28th May, 2010 - Posted by admin - Comments Off
On April 4, 2010, the Sunday Times had a large spread for a piece by Jonathan Leake, “Arctic ice recovers from the great melt” (April 4, 2010). He said
IF you thought it was cold in Britain for the time of year, you should see what is happening around the North Pole. Scientists have discovered that the size of the Arctic ice cap has increased sharply to levels not seen since 2001.
This was published two months after the graph on the NSIDC website showed ice cover at its lowest level for half a million years – for that time of year.
The “recovery” is thin ice the NSIDC points out
As sea ice extent approaches the seasonal maximum, extent can vary quite a bit from day to day because the thin, new ice at the edge of the pack is sensitive to local wind and temperature pattern.
The “recovery” didn’t last long. On 28th May 2010 the Arctic sea ice extent is again at it’s lowest for half a million years for this time of year.
The Sunday Times piece also says
… in 2007 when the north polar ice cap suffered a spectacular summer melt.
It hit an all-time low size of 1.65m square miles, about 39% below average, prompting many scientists, including some at the NSIDC, to suggest that global warming had pushed the Arctic to a tipping point from which it might not recover.
By last summer, however, the ice cap had expanded to 2m square miles and this year’s figures show it approaching normal levels for the time of year.
Professor Peter Wadhams, who has been studying the Arctic ice since the 1960s, may be one of those many who have scientists suggested that global warming had pushed the Arctic to a tipping point. He says
The case of Arctic ice is somewhat of a tipping point since the open water created during summer warms up, to about 5C at present, and this slows down the subsequent autumn freeze up, giving less winter growth. It may grow back a little in a cold winter but in my view it can never get back to its original situation of, say, 40 years ago. In this sense it has passed through a tipping point.
For the latest on Arctic sea ice extent see:
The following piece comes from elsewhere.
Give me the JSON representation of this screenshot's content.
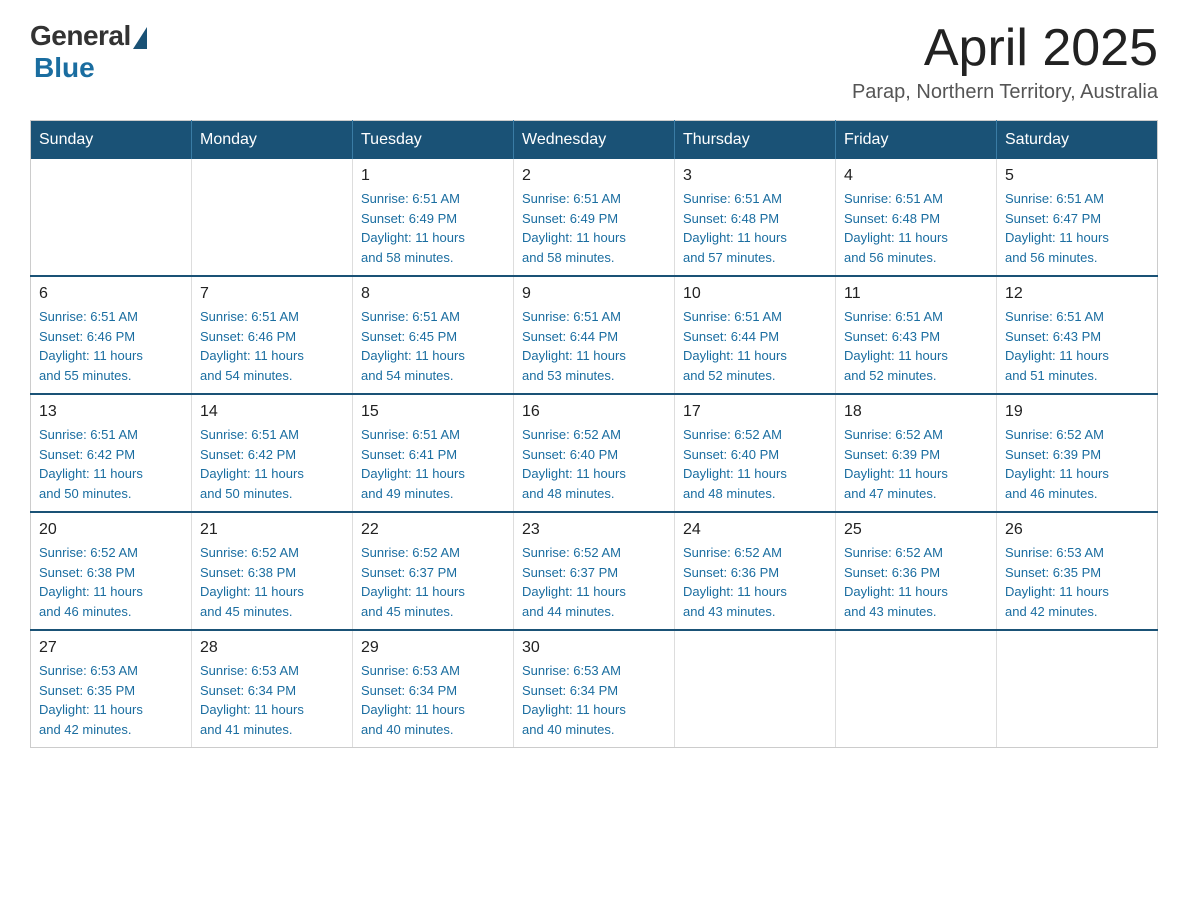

For the latest on Arctic sea ice volume see:
June 14th. Update from the International Polar Year’s Oslo Science Conference.
Prof. David Barber: “On Thin Ice: The Arctic and Climate Change” is here:
He reconts his journey to the thicker multi-year Arctic sea-ice. It’s weakening and breaking up fast. Professor Barber was also reported earlier this year on climatechangepsychology;
Here he is reported as saying:
“We’re seeing it happen more quickly than what our models thought would happen,” Barber said at a student symposium on climate change at FortWhyte Alive. “It’s happening much faster than our most pessimistic models suggested.”
“If you go into the rainforest and you cut down all the trees, the ecosystem in that rainforest will collapse,” he said. “If you go to the Arctic and you remove all the sea ice or if you remove the timing of the sea ice, the system will change.”